[14]    This Court examined whether the employer knew or had the opportunity through reasonable diligence to learn that children were working at his facility, and concluded that the employer had such opportunity and therefore was liable for the FLSA violations. See Gulf King, 407 F.2d at 512-13.

[15]    In practice, Hoogland's Nursery docked employees for one hour of lunch. However, employees were given only 30 minutes to eat lunch. Hoogland's Nursery docked the other 30 minutes based on two 15-minute breaks that it estimated the employees took in using the bathroom, drinking water, and talking with co-workers. R. Dkt. No. 26 at 3; R. Dkt. No. 16-3 and 16-5.

[16]    The Department's regulation on rest breaks of 5 to 20 minutes provides that they must be counted as hours worked and are customarily paid for as working time. See 29 C.F.R. 785.18. Only bona fide meal periods, as distinct from coffee or snack breaks, where an employee is completely relieved from duty for a period of 30 minutes or more, are unpaid non-work time. See 29 C.F.R. 785.19.

[17]    The Secretary seeks affirmance of the district court's decision on this issue on the grounds the district court ruled -- that even if Hoogland's Nursery had shown subjective good faith, it did not show an objectively reasonable belief that it was in compliance with the FLSA.

[18]    The Seventh Circuit confronted a similar situation in Shea v. Galaxie Lumber & Const. Co., 152 F.3d 729, 733 (7th Cir. 1998), in which the court rejected the employer's assertion that its actions were reasonable based on the fact that the employee who was owed overtime was herself responsible for certain payroll tasks. Citing LeCompte, the Seventh Circuit noted not only that the employee at issue who was responsible for certain payroll tasks was a lower-level employee, and there was no reasonable basis for the employer to assume that she was an expert on the FLSA, but also that the employer did nothing to ensure its compliance with the FLSA. See id; see also Barbeque Ventures, 547 F.3d at 942 (given the sophistication of management, it was proper in the context of upholding an award of liquidated damages to conclude that the employers were aware of the occurrence of practices that violated the FLSA).

[19]    Moreover, as noted supra, the undisputed evidence showed that Hoogland's Nursery did not consistently pay its employees a flat rate prior to the bookkeeper's tenure at Hoogland's Nursery (i.e., it did not pay employees a flat sum when they stopped working before noon or it appeared that it might rain).
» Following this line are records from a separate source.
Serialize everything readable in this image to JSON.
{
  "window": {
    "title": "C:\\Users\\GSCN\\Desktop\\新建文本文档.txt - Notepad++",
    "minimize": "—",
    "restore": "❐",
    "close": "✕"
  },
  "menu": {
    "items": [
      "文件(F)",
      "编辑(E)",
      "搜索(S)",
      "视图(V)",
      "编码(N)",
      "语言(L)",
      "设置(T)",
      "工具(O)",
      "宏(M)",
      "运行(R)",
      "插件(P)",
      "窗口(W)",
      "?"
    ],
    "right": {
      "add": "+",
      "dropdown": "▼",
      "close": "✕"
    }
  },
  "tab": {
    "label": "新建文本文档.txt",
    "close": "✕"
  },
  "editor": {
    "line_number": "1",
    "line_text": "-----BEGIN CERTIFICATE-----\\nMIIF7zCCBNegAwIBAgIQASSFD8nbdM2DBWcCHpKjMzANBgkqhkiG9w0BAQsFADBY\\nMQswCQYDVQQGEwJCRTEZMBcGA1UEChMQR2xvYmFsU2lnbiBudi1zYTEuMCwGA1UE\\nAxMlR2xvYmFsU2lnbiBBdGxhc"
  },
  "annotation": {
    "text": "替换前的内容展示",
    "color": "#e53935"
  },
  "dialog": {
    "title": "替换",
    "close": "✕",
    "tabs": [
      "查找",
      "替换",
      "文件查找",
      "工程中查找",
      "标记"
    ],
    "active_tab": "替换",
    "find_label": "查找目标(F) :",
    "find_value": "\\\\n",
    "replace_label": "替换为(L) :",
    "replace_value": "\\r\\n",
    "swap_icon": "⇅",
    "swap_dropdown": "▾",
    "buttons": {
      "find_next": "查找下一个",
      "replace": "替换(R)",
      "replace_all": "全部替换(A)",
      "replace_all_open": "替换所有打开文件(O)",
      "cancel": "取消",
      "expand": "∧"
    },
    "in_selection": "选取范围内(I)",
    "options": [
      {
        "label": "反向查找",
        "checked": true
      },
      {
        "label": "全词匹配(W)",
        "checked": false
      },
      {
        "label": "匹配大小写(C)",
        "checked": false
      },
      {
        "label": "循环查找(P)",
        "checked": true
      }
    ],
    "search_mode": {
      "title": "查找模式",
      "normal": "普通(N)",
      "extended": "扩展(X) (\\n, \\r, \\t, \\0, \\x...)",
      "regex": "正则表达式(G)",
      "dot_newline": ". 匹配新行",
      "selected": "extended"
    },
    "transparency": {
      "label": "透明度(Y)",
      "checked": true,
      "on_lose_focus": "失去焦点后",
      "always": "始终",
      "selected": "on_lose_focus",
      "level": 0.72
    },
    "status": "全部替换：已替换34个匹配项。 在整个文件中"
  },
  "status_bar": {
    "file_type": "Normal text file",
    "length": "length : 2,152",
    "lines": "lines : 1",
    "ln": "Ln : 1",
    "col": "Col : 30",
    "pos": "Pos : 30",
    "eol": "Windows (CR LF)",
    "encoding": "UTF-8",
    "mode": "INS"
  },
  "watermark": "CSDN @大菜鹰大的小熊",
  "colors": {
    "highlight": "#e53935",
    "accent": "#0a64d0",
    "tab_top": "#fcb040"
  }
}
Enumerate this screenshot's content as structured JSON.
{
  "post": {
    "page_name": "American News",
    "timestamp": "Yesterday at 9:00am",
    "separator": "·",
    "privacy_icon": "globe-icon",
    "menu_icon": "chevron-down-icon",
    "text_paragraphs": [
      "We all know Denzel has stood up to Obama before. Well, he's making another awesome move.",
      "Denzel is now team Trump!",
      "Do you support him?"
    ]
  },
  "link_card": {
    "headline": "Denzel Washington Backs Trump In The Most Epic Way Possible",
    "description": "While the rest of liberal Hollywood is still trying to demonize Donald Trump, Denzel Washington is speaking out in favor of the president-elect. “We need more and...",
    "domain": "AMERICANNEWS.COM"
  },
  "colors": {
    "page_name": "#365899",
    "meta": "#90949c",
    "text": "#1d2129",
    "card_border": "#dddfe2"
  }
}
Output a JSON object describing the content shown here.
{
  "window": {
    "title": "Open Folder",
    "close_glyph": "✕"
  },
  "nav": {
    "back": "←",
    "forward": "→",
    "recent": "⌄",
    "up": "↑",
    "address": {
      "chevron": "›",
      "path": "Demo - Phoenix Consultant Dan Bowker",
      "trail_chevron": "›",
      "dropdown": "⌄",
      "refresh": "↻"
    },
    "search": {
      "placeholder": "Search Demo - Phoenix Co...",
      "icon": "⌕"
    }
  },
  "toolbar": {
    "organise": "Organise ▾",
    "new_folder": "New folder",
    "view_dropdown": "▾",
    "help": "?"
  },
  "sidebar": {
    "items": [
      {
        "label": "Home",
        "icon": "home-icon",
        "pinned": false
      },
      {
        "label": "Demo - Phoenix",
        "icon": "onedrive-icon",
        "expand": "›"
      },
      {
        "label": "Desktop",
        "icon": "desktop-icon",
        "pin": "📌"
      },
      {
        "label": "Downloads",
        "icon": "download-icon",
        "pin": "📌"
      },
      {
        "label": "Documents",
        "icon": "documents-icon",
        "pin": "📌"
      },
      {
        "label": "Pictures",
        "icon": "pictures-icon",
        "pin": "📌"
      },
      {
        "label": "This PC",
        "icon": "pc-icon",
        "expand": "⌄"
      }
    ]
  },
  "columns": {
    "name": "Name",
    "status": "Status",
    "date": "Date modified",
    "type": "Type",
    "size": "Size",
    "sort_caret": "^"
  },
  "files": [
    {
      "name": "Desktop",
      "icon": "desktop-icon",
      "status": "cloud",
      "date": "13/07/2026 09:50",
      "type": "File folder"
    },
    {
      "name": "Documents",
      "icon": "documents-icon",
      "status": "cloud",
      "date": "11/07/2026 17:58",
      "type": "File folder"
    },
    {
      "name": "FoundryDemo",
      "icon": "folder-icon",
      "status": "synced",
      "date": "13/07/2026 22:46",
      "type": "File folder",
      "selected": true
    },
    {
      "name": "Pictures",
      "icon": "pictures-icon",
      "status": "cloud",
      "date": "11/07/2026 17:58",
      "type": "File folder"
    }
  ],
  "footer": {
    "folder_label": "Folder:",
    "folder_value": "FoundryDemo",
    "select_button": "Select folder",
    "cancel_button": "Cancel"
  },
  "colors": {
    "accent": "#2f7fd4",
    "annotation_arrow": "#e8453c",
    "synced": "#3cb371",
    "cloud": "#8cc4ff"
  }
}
[20]    The undisputed fact is that Hoogland's Nursery did not consistently pay a flat sum to its employees regardless of the hours they worked. Thus, as described supra, it did not "overpay" its employees for overtime hours, and therefore cannot use this argument to show either good faith or an objectively reasonable belief that it was in compliance with the FLSA.